  • There is no ternary operator in Kotlin, it’s replaced with “if (…) … else …” expressions: This increases a lot the verbosity, al least in my code
  • Kotlin’s crusade against NullPointerExcepcions: It a type allows null, it must be explicitly indicated appending a question mark to the type:
    var myString : String? = null

    To convert a nullable var/val to a non-nullable, you should use the !! operator, this forces a NullPointerException if the value is null (and it seems that you are shouting to the IDE…):

    var myString : String? = "hello"
    var myStringNotNull : String = myString!!
  • Static fields and methods are grouped in a “Companion Object”
  • Compilation is slower than pure Java
  • Many bugs running from Android Studio non-android projects (IntelliJ worked better for me)
  • Couldn’t get the JS compilation working yet

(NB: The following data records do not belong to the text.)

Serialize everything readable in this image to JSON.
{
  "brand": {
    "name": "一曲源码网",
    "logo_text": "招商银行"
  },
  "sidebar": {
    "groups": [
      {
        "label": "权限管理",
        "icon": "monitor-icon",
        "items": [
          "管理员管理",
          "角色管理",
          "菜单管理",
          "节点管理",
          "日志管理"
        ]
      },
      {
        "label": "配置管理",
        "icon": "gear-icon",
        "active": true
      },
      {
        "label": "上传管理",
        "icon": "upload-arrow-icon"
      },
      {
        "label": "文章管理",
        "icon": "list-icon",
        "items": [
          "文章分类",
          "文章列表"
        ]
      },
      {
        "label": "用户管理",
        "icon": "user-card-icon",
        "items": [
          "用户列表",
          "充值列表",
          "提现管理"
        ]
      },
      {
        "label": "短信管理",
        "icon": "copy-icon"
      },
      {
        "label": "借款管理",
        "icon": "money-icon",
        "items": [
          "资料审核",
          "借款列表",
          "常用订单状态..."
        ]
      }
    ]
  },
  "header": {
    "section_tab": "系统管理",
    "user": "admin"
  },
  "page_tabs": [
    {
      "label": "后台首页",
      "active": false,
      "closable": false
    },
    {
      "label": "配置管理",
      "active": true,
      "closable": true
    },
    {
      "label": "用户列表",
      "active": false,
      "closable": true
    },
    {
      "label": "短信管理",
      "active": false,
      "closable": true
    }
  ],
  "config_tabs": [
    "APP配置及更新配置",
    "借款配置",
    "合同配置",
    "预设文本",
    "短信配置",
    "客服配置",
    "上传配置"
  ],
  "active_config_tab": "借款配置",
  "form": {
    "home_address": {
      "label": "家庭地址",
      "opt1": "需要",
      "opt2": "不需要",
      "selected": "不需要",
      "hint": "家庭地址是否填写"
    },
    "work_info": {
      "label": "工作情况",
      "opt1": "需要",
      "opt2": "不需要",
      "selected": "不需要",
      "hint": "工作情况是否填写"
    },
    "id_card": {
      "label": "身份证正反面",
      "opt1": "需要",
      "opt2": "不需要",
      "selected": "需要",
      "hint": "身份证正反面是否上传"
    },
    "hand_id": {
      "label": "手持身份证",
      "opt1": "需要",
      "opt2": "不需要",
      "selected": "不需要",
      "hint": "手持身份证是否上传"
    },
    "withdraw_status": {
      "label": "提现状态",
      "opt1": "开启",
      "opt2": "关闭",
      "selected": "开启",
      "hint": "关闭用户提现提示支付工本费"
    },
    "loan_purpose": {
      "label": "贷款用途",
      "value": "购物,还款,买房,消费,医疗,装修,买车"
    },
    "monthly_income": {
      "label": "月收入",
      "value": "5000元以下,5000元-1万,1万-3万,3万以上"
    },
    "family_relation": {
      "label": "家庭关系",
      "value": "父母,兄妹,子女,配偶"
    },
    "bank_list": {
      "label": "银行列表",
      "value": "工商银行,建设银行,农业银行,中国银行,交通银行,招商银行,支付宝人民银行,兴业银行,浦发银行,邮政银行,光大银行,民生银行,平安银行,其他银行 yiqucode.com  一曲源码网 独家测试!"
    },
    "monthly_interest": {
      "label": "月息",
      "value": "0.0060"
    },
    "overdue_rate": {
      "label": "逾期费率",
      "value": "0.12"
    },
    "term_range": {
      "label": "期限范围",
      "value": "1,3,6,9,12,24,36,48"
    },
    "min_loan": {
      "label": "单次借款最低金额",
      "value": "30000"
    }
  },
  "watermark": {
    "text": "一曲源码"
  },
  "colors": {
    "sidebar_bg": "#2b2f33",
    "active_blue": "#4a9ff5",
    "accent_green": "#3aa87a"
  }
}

And other things that I like

  • The full interoperability with Java
  • Type inference, normally I continue to specify the types, but in some cases it saves a bit of code
  • Data classes, they will save you hundreds of lines of boilerplate code
  • Array initialization with lambdas
    nodes = Array(MAX_DEPTH, {i->Node(this, i)})
  • The singleton pattern is embedded in the language: using “object” instead “class” assumes that the class is a singleton
  • Visibility is “public” by default, with the access modifier “internal” it can be accessed only from the same module
  • Implicit getters / setters
  • No need for “new” to call constructors
  • And much more…


I’m my first tests, I’m not noticing any performance downgrade (or upgrade) over the Carballo Java version.